Your task: Your answer is to be every line of the material that includes the string "indicator".

*** Opening Data for review ***

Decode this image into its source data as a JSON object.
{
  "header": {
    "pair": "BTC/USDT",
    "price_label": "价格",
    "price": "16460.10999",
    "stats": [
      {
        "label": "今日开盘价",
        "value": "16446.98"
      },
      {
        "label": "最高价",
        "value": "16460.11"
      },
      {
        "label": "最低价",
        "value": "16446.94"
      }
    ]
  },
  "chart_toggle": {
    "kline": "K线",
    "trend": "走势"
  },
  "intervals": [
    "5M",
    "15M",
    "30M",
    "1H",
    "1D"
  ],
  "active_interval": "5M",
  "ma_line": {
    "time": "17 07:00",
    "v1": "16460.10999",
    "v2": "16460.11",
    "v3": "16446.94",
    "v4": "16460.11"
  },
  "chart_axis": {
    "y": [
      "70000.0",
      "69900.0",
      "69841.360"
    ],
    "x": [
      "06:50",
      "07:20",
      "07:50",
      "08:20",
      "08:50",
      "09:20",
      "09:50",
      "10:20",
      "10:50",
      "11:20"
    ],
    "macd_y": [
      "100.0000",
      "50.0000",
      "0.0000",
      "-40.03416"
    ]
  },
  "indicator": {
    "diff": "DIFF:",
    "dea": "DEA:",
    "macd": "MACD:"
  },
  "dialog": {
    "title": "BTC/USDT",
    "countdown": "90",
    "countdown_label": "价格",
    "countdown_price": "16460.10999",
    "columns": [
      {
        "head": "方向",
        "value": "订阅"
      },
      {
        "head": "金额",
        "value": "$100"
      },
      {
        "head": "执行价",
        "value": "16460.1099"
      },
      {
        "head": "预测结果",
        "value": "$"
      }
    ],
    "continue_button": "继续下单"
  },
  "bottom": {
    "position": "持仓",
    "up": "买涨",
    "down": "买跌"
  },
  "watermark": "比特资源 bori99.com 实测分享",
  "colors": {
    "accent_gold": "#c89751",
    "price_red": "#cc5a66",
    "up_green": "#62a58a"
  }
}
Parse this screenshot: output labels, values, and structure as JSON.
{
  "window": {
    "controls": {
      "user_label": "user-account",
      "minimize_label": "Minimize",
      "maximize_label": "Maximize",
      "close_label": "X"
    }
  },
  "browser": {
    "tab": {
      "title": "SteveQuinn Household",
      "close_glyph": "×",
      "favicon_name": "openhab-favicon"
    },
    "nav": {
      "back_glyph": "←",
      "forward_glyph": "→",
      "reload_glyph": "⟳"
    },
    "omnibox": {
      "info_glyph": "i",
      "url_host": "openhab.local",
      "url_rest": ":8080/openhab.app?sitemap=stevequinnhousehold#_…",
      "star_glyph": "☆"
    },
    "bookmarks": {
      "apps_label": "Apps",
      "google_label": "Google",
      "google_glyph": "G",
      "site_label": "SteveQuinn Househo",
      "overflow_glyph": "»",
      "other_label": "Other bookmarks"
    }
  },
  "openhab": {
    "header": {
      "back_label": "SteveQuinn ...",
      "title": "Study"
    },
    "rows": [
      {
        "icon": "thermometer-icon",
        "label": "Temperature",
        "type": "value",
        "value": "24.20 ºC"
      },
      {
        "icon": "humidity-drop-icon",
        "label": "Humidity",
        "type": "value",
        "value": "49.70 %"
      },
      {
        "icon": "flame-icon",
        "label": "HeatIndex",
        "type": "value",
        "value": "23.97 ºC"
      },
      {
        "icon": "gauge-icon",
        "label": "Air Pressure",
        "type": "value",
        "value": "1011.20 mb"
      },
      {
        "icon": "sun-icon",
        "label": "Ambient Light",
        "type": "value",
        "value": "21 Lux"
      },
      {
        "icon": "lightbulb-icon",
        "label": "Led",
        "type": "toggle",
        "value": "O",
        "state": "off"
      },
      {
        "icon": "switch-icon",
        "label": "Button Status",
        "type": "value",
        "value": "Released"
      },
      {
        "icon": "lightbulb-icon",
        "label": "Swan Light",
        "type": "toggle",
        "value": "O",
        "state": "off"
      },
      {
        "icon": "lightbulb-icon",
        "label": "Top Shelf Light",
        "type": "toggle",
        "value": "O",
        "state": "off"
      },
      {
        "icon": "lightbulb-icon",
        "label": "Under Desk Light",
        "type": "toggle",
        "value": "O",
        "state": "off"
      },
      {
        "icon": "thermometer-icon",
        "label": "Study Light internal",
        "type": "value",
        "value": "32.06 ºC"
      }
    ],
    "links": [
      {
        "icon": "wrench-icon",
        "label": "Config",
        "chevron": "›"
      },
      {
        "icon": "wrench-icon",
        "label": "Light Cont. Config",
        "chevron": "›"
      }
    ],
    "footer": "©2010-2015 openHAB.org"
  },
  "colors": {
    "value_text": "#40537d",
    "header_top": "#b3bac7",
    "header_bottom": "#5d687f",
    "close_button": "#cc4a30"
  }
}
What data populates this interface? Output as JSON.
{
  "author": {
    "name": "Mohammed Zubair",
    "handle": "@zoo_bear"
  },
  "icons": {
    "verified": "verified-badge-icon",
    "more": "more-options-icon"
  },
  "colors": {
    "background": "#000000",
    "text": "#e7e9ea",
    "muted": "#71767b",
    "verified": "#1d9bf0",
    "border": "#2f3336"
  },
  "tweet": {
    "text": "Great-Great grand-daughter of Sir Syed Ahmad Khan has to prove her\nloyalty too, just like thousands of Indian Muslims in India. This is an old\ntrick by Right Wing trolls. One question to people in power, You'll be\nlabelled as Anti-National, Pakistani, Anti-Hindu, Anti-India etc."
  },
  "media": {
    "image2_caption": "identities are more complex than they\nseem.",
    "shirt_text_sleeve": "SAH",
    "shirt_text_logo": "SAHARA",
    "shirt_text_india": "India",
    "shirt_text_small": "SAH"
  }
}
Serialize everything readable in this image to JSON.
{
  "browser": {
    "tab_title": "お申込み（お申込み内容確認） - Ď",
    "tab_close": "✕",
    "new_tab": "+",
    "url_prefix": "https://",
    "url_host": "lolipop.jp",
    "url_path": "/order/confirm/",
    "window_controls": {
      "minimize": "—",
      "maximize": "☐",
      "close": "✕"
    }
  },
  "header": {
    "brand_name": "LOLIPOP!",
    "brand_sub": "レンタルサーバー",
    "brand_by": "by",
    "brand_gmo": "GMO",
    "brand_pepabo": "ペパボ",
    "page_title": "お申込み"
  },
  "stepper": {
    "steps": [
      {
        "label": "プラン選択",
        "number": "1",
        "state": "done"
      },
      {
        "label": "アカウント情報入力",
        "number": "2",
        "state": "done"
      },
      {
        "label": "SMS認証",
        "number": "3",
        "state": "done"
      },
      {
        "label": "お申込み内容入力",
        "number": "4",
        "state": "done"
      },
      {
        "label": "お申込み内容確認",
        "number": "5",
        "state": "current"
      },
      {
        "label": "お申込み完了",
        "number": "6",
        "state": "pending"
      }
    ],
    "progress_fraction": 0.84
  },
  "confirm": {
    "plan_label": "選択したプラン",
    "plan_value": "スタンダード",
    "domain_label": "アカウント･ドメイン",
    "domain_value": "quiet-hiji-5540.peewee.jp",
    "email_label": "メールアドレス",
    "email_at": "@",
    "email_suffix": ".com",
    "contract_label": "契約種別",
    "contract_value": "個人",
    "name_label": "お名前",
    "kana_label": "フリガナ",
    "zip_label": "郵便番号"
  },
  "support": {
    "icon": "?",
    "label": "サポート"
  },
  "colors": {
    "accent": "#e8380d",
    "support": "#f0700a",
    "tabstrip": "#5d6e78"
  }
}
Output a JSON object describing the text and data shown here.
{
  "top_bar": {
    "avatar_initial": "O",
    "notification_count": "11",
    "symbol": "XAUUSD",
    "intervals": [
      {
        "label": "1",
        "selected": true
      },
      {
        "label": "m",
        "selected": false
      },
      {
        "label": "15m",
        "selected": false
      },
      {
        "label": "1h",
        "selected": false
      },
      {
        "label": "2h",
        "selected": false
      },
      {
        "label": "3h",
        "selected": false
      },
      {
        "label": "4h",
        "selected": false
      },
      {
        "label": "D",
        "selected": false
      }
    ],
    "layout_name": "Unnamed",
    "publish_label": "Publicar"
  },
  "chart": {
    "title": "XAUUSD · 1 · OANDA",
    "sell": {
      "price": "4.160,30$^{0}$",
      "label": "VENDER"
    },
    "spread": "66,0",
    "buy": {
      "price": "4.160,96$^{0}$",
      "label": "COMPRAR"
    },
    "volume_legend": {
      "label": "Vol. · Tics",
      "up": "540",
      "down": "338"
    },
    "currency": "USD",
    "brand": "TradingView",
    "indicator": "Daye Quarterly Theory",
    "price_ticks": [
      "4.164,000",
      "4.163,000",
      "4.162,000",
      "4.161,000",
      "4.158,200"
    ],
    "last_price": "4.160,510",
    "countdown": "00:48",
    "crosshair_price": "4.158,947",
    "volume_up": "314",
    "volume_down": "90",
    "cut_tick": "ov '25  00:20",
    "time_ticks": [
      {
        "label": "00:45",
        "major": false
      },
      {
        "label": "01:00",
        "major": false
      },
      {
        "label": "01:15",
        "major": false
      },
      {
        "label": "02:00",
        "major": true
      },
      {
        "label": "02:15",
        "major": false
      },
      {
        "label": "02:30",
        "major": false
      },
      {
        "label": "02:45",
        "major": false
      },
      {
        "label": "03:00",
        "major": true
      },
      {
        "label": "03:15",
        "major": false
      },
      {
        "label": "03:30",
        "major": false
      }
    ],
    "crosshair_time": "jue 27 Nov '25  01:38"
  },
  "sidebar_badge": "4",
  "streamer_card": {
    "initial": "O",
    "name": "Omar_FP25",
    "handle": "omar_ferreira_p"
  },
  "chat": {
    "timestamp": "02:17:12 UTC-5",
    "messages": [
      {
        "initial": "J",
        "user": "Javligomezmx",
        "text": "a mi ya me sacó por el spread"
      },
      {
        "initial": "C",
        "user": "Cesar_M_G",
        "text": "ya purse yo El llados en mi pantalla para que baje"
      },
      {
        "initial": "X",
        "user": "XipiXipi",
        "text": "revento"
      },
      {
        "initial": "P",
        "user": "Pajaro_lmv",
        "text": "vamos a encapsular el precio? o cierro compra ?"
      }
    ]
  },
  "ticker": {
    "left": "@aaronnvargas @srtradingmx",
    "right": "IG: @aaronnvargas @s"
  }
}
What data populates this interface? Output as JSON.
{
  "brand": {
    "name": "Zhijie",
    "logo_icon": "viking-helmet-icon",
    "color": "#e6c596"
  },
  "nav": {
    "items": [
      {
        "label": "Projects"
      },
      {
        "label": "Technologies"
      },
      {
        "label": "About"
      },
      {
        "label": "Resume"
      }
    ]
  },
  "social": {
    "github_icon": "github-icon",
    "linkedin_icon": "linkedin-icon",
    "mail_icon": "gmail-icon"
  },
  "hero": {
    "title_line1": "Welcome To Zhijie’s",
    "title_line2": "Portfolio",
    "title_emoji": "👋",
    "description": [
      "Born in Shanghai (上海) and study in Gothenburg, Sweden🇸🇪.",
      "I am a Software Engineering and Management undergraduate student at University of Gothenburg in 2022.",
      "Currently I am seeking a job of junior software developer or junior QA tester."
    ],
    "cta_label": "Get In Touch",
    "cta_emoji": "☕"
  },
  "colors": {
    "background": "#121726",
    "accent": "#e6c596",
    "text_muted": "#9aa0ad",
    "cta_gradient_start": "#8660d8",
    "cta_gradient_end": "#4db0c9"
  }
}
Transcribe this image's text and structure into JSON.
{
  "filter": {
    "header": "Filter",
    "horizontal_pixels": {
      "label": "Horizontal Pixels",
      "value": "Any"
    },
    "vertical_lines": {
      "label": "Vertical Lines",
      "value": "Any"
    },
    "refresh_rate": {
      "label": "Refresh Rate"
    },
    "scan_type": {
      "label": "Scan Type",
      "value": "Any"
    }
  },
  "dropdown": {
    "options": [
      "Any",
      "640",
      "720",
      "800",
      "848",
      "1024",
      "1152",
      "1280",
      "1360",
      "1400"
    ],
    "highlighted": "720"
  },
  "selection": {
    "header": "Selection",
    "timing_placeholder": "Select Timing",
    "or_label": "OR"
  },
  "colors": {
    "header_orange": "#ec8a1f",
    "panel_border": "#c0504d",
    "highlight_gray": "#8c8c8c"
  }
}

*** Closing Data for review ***

Reply:
  "indicator": {
    "indicator": "Daye Quarterly Theory",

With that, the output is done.